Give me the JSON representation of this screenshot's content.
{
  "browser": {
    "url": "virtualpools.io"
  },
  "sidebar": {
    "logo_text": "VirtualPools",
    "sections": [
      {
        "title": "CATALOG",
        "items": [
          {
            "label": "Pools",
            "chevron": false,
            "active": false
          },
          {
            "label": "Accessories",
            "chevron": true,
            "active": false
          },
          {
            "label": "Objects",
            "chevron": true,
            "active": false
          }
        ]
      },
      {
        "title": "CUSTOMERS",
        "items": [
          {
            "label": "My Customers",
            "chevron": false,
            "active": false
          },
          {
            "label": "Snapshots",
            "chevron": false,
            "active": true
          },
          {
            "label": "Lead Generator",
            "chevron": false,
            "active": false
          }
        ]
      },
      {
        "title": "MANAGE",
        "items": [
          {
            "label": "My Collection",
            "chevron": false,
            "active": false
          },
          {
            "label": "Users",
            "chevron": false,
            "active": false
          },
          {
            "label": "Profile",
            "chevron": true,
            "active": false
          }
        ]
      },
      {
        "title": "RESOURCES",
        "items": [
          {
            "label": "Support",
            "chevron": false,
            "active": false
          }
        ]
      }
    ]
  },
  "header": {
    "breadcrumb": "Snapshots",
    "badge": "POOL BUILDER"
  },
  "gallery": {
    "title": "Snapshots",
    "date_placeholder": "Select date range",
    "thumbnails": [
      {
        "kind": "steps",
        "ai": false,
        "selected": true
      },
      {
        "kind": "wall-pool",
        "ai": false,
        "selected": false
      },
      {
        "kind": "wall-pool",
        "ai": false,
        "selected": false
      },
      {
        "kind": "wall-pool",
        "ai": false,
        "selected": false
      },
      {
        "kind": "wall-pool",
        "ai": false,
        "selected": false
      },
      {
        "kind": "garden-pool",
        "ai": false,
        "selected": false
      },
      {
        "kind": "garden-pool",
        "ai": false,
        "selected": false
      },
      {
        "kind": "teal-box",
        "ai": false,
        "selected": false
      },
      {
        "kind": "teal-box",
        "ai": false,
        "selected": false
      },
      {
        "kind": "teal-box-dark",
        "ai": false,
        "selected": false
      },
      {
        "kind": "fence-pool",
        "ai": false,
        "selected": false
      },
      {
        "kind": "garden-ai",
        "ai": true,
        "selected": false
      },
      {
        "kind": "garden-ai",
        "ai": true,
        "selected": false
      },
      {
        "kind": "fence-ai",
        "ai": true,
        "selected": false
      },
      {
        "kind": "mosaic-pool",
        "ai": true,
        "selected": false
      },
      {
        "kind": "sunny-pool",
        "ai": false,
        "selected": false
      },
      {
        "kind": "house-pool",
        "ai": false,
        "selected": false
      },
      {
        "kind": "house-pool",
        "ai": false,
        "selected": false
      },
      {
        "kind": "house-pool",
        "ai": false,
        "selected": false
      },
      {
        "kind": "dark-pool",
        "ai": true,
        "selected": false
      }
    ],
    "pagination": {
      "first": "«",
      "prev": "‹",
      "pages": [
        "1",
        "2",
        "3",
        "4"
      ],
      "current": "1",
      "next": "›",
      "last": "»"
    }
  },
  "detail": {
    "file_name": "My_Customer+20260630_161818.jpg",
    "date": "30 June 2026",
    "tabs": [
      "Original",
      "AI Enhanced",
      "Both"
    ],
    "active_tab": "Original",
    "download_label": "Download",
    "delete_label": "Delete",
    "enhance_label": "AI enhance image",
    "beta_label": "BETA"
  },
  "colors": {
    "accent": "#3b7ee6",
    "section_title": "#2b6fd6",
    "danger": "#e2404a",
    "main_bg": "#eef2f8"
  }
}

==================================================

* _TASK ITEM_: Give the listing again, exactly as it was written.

* _ANSWER SECTION_:
Give me the JSON representation of this screenshot's content.
{
  "browser": {
    "url": "virtualpools.io"
  },
  "sidebar": {
    "logo_text": "VirtualPools",
    "sections": [
      {
        "title": "CATALOG",
        "items": [
          {
            "label": "Pools",
            "chevron": false,
            "active": false
          },
          {
            "label": "Accessories",
            "chevron": true,
            "active": false
          },
          {
            "label": "Objects",
            "chevron": true,
            "active": false
          }
        ]
      },
      {
        "title": "CUSTOMERS",
        "items": [
          {
            "label": "My Customers",
            "chevron": false,
            "active": false
          },
          {
            "label": "Snapshots",
            "chevron": false,
            "active": true
          },
          {
            "label": "Lead Generator",
            "chevron": false,
            "active": false
          }
        ]
      },
      {
        "title": "MANAGE",
        "items": [
          {
            "label": "My Collection",
            "chevron": false,
            "active": false
          },
          {
            "label": "Users",
            "chevron": false,
            "active": false
          },
          {
            "label": "Profile",
            "chevron": true,
            "active": false
          }
        ]
      },
      {
        "title": "RESOURCES",
        "items": [
          {
            "label": "Support",
            "chevron": false,
            "active": false
          }
        ]
      }
    ]
  },
  "header": {
    "breadcrumb": "Snapshots",
    "badge": "POOL BUILDER"
  },
  "gallery": {
    "title": "Snapshots",
    "date_placeholder": "Select date range",
    "thumbnails": [
      {
        "kind": "steps",
        "ai": false,
        "selected": true
      },
      {
        "kind": "wall-pool",
        "ai": false,
        "selected": false
      },
      {
        "kind": "wall-pool",
        "ai": false,
        "selected": false
      },
      {
        "kind": "wall-pool",
        "ai": false,
        "selected": false
      },
      {
        "kind": "wall-pool",
        "ai": false,
        "selected": false
      },
      {
        "kind": "garden-pool",
        "ai": false,
        "selected": false
      },
      {
        "kind": "garden-pool",
        "ai": false,
        "selected": false
      },
      {
        "kind": "teal-box",
        "ai": false,
        "selected": false
      },
      {
        "kind": "teal-box",
        "ai": false,
        "selected": false
      },
      {
        "kind": "teal-box-dark",
        "ai": false,
        "selected": false
      },
      {
        "kind": "fence-pool",
        "ai": false,
        "selected": false
      },
      {
        "kind": "garden-ai",
        "ai": true,
        "selected": false
      },
      {
        "kind": "garden-ai",
        "ai": true,
        "selected": false
      },
      {
        "kind": "fence-ai",
        "ai": true,
        "selected": false
      },
      {
        "kind": "mosaic-pool",
        "ai": true,
        "selected": false
      },
      {
        "kind": "sunny-pool",
        "ai": false,
        "selected": false
      },
      {
        "kind": "house-pool",
        "ai": false,
        "selected": false
      },
      {
        "kind": "house-pool",
        "ai": false,
        "selected": false
      },
      {
        "kind": "house-pool",
        "ai": false,
        "selected": false
      },
      {
        "kind": "dark-pool",
        "ai": true,
        "selected": false
      }
    ],
    "pagination": {
      "first": "«",
      "prev": "‹",
      "pages": [
        "1",
        "2",
        "3",
        "4"
      ],
      "current": "1",
      "next": "›",
      "last": "»"
    }
  },
  "detail": {
    "file_name": "My_Customer+20260630_161818.jpg",
    "date": "30 June 2026",
    "tabs": [
      "Original",
      "AI Enhanced",
      "Both"
    ],
    "active_tab": "Original",
    "download_label": "Download",
    "delete_label": "Delete",
    "enhance_label": "AI enhance image",
    "beta_label": "BETA"
  },
  "colors": {
    "accent": "#3b7ee6",
    "section_title": "#2b6fd6",
    "danger": "#e2404a",
    "main_bg": "#eef2f8"
  }
}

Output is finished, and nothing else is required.